Lesson 3

3. Did Britain really engage in an ‘inglorious crusade’ against Slavery?

3. Did Britain really engage in an ‘inglorious crusade’ against Slavery?

What are we learning about?

In introducing W.E.H Lecky’s famous declaration of Britain’s steadfast, ‘inglorious crusade’ against Slavery, students are asked to consider if such a continuity in public attitudes against slavery existed during our period of study. To complexify this, we also consider Hochschild’s concept of the ‘tipping point’ and how it could be applied to our enquiry question. Using our timeline and sources of evidence, students are asked to track ‘British public’ opinion both during and then after abolition. Whilst recognising the complexity in defining one ‘British Public’, students will use evidence to consider whether Lecky was right to imply that nothing changed in public attitudes over our period of study.

Lesson Objectives

  • To define ‘public opinion’ and Hochschild’s ‘tipping point’.
  • To analyse where & how to look for public opinion between 1760 and 1870
  • To make inferences from sources of evidence to support or challenge Hochschild’s interpretation.

PowerPoint Lesson

Download here – Lesson 3

Suggested Tasks


Key Figures

Key Historical Actors

  • James Somerset
  • Olaudah Equiano
  • George Canning
  • Edward Long
  • General Vaughan
  • Thomas Clarkson
  • William Wilberforce
  • Elizabeth Heyrick
  • William Cobbett
  • Mary Prince
  • Thomas Carlyle
  • George Cruikshank

Key Historians

  • W E H Lecky
  • David Olusoga
  • Adam Hochschild

Essential Resources

Lesson 3 Notetaker
Print this notetaker for students.
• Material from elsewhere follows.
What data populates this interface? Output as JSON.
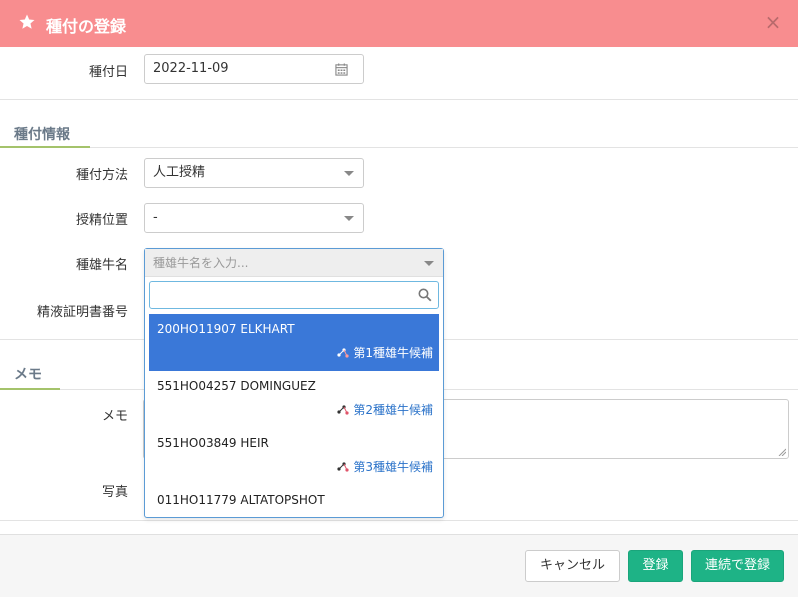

It includes all the sources referred to in the lesson (see below) and allows space for students to take notes around them.

List of sources:

  • Source A – Edward Long, Candid reflections upon the judgement lately awarded by the Court of King’s Bench in Westminster Hall on what is commonly called The Negroe Cause by a Planter, (London: t. Lowndes and Co., 1772)
  • Source B – In 1794 the commander of British forces on Jamaica, General Vaughan wrote an urgent letter to the Secretary of War in London. He suggested that the British should raise an army to fight in the Caribbean
  • Source C – An Act for the Abolition of the Slave Trade [25th March 1807.]
  • Source D – AMELIORATION OF THE CONDITION OF THE SLAVE POPULATION IN THE WEST INDIES. 16 March 1824 – measures which came to be known as the ‘Canning Resolutions’.
  • Source E – ‘John Bull taking a clear view of the Negro Slavery Question, 1826’ Cruikshank’s 1826 cartoon published in London. [England] : Published July 1826 by G. Humphrey, 24 St. James’s Street, 1826
  • Source F – Heyrick, E. (1826) Immediate not gradual Abolition. – page 19-21.
  • Source G – Cobbett’s Political Register (1823) Volumes 47-48. edited by William Cobbett
  • Source H – ‘The History of Mary Prince, a West Indian Slave, related by herself’, London, 1831
  • Source I – Cobbett’s 1833 ‘Change of Heart’ on Emancipation due to the desires of his Oldham Constituents Hansard’s Parliamentary Debates 3rd series, XVI (Mar. 1833), Mar. 18, pp. 729-30
  • Source J – Carlyle, T. (1849) Occasional Discourse on the Negro Question

Extra Resources

Abolitionism’s shifting tectonic plates – Extract from BBC Documentary – Race: A History

Olusoga, D. Black and British – Chapter 6 ‘The Monster is Dead’
Olusoga provides a Focus on when the big change happened and who can take responsibility for it. Critiques Wilberfest and also the focus on 1807.

Hochschild, A. Bury the Chains – Extracts from the Introduction and Chapter 9
In both the Introduction and Chapter 9